This wacky British quartet plays Beefheart-inspired avant-pop with goodnaturedly surreal lyrics. The low-budget Mud on a Colon is shambolic and unfocused, with little to distinguish it from scads of less-talented UK indie combos. But the subsequent Quirk Out, smartly produced by Hugh Jones, is a delight, channeling the band’s boundless energy into a more disciplined and rewarding direction.
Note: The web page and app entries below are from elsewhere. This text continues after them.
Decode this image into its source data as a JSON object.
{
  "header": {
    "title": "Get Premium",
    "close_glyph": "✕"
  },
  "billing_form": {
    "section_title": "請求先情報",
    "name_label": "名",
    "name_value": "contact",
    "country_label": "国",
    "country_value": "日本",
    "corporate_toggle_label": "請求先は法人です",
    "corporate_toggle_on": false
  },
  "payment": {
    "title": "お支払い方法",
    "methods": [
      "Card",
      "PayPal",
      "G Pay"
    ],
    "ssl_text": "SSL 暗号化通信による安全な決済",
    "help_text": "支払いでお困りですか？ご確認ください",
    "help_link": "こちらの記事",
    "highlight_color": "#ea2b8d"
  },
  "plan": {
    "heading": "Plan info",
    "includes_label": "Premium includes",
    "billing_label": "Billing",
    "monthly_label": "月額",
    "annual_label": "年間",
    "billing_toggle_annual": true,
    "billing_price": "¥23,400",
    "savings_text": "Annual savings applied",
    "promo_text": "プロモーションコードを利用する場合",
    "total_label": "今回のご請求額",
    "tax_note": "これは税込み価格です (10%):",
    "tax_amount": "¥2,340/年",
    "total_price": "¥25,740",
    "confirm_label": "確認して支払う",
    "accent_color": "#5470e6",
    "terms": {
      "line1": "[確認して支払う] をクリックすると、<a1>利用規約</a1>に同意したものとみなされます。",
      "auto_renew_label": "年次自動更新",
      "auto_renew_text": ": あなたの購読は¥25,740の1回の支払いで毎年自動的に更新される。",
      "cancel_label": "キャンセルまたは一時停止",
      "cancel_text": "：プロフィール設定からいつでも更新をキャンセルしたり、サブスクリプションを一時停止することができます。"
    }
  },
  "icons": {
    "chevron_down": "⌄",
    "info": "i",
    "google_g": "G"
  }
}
Highlights include the hiccupy Yank-bashing caricature “Buffalo,” the quasi-vulgar litany-of-bodily-functions “Everything in Its Place” and the uncharacteristically melodic, introspective “Our Fathers.”
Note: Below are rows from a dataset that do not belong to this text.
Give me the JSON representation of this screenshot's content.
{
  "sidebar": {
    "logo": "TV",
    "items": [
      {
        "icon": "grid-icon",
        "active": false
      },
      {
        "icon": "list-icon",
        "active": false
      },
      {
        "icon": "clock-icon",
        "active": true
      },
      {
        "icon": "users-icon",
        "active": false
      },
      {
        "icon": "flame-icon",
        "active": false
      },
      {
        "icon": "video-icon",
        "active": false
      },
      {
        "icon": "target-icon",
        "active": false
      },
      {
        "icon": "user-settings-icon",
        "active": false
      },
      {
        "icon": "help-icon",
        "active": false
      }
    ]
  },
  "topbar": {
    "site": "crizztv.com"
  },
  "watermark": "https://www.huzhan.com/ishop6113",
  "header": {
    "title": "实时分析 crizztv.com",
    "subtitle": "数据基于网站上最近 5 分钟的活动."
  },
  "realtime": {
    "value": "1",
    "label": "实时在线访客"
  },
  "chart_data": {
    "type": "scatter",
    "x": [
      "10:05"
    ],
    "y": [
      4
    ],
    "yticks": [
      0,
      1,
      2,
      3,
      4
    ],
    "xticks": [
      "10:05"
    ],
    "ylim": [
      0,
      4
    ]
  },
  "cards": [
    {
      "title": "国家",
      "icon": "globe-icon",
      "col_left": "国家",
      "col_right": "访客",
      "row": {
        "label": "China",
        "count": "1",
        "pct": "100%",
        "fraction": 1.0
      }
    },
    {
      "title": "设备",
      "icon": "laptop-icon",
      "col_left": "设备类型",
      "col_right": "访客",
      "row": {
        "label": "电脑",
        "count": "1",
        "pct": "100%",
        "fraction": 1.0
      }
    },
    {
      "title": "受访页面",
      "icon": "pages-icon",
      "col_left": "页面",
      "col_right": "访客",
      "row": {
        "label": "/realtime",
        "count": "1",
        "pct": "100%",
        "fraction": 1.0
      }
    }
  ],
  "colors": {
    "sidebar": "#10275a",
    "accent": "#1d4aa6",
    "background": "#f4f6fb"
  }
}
A Fierce Pancake (the US version reprises “Buffalo”) strips away still more surface kookiness, revealing some memorable melodies and genuinely inventive instrumental work (particularly from guitarist Chris Salmon). And, while vocalist Mick Lynch’s absurdist lyrics are as full of puns and non sequiturs as ever, they’re also cogent statements — as in “Chaos,” which bemoans Britain’s sinking-ship economy via a metaphorical sea chantey, and “Bone,” which builds a convincing case against human evolution.
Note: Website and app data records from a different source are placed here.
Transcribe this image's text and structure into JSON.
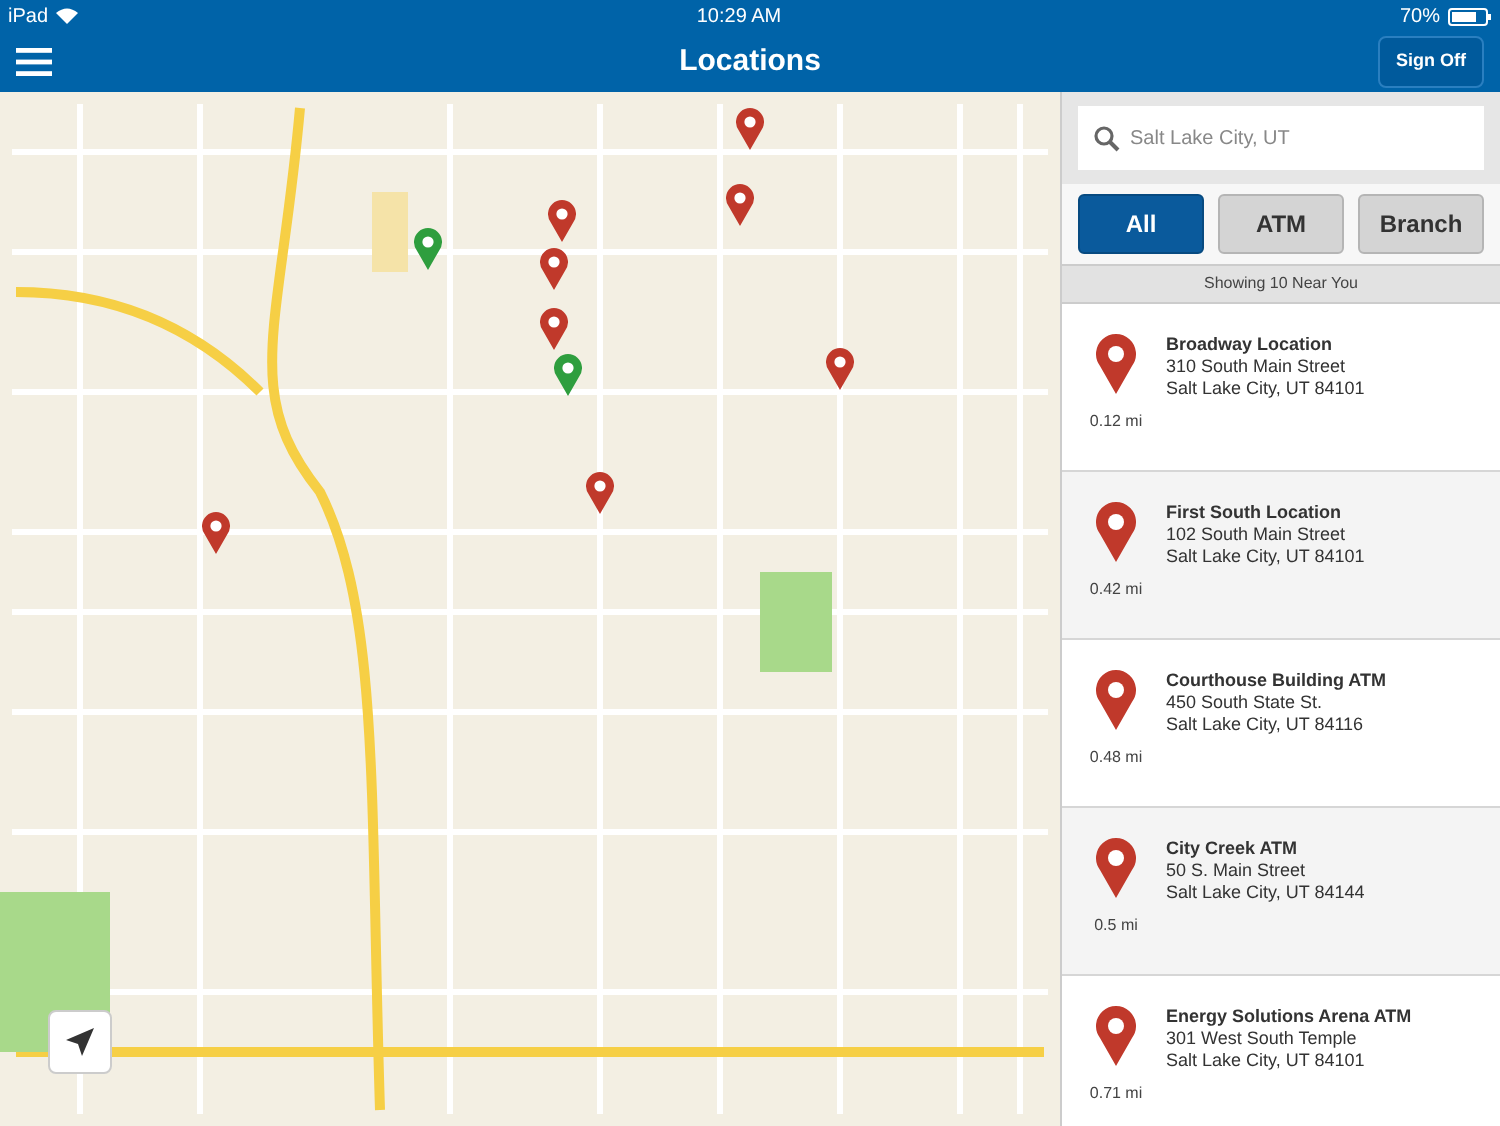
{
  "status_bar": {
    "device": "iPad",
    "time": "10:29 AM",
    "battery": "70%"
  },
  "nav_bar": {
    "title": "Locations",
    "button": "Sign Off"
  },
  "search": {
    "value": "Salt Lake City, UT"
  },
  "filters": [
    {
      "label": "All",
      "selected": true
    },
    {
      "label": "ATM",
      "selected": false
    },
    {
      "label": "Branch",
      "selected": false
    }
  ],
  "results_header": "Showing 10 Near You",
  "locations": [
    {
      "name": "Broadway Location",
      "address": "310 South Main Street",
      "city": "Salt Lake City, UT 84101",
      "distance": "0.12 mi"
    },
    {
      "name": "First South Location",
      "address": "102 South Main Street",
      "city": "Salt Lake City, UT 84101",
      "distance": "0.42 mi"
    },
    {
      "name": "Courthouse Building ATM",
      "address": "450 South State St.",
      "city": "Salt Lake City, UT 84116",
      "distance": "0.48 mi"
    },
    {
      "name": "City Creek ATM",
      "address": "50 S. Main Street",
      "city": "Salt Lake City, UT 84144",
      "distance": "0.5 mi"
    },
    {
      "name": "Energy Solutions Arena ATM",
      "address": "301 West South Temple",
      "city": "Salt Lake City, UT 84101",
      "distance": "0.71 mi"
    }
  ]
}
“Buffalo” also appears, in a January 1986 live version, on The Peel Sessions EP, along with three other tunes.